Task to complete: Pull out every line below that contains the word "legend".

BEGIN Provided data

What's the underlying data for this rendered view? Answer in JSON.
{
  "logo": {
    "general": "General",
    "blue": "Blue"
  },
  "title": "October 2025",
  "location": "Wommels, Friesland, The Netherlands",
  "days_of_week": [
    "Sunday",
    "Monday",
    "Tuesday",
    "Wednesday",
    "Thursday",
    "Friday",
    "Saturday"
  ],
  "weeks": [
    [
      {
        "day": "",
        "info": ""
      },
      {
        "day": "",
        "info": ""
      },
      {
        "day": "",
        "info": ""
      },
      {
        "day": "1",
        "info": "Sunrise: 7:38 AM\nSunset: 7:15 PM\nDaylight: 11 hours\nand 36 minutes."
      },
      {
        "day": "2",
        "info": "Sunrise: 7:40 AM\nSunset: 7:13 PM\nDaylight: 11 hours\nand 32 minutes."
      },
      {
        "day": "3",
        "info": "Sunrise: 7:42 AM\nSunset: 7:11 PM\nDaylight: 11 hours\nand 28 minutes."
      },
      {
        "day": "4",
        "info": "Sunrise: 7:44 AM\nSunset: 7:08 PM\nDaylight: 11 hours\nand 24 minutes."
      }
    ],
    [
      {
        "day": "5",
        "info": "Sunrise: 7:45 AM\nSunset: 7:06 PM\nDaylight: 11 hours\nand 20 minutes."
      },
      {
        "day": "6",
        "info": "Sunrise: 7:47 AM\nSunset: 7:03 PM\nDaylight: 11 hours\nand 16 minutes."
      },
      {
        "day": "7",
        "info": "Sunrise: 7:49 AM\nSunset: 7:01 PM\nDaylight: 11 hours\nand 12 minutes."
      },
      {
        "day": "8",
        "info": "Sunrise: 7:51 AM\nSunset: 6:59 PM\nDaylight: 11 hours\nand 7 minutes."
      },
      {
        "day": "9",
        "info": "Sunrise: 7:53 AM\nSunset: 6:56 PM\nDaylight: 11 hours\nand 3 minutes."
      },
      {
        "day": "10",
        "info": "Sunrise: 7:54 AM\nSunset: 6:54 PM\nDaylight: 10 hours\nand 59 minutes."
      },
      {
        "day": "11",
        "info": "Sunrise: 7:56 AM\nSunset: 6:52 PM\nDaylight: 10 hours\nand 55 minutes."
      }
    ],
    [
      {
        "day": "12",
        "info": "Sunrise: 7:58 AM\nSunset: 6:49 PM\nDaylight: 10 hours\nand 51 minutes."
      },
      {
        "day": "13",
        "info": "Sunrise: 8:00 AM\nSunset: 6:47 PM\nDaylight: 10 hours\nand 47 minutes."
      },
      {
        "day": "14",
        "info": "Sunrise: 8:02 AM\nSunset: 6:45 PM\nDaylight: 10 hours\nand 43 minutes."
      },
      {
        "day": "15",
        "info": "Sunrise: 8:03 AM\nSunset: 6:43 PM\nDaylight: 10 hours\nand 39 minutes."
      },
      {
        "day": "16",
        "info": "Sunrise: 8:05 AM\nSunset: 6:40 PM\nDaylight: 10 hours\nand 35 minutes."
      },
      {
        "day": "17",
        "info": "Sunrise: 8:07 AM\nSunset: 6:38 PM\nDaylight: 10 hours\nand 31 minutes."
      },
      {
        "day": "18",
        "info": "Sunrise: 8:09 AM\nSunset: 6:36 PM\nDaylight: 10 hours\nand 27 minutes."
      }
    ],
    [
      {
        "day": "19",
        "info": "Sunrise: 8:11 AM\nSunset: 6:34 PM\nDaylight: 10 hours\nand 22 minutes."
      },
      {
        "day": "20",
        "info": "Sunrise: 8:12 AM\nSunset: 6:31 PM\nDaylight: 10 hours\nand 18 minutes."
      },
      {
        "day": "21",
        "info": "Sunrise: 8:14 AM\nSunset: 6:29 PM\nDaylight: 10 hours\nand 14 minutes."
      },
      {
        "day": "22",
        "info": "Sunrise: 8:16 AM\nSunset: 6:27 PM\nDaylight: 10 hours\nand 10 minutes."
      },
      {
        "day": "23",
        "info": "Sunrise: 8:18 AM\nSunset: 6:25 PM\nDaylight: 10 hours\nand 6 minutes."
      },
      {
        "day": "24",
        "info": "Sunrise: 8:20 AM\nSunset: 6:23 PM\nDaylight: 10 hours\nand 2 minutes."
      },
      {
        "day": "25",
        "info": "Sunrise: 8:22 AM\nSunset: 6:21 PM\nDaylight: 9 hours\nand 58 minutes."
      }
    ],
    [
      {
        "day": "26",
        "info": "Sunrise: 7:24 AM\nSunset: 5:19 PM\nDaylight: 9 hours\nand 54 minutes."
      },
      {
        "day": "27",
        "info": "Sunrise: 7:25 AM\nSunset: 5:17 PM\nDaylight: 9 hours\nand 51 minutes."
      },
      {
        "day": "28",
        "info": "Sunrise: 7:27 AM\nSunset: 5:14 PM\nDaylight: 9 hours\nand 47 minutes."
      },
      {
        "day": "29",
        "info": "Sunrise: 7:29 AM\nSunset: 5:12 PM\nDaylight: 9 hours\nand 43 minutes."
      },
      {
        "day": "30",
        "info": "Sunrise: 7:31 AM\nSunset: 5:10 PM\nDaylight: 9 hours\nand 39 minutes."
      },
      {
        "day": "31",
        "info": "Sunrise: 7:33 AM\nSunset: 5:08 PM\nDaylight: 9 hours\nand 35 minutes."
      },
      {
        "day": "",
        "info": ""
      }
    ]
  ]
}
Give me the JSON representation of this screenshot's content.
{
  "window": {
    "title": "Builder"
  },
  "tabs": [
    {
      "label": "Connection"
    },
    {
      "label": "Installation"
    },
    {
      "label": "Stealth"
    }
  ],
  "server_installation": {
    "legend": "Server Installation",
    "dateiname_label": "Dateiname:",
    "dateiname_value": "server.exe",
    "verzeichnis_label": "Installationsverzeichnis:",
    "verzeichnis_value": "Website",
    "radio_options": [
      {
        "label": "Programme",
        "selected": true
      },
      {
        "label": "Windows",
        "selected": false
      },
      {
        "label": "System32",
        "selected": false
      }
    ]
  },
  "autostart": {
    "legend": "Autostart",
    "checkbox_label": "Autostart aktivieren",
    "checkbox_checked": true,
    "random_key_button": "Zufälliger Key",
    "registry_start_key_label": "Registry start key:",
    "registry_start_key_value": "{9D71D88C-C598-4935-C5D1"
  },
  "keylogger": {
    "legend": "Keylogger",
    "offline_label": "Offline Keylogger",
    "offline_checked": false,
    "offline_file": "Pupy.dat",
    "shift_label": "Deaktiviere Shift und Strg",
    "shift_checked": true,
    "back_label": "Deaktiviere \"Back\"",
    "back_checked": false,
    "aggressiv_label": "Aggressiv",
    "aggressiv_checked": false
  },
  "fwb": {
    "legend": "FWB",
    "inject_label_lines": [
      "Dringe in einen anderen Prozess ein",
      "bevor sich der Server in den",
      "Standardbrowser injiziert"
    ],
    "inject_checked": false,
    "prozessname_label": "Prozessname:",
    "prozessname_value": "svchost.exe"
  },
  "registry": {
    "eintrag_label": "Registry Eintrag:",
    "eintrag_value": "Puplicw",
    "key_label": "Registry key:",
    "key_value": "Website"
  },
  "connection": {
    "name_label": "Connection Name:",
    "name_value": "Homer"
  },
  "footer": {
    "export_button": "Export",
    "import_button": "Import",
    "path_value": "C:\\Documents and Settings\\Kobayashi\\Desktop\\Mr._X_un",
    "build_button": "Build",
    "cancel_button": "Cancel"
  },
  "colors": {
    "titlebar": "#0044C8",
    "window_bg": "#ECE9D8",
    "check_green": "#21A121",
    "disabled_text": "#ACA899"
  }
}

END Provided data

Reply to the task:
    "legend": "Server Installation",
    "legend": "Autostart",
    "legend": "Keylogger",
    "legend": "FWB",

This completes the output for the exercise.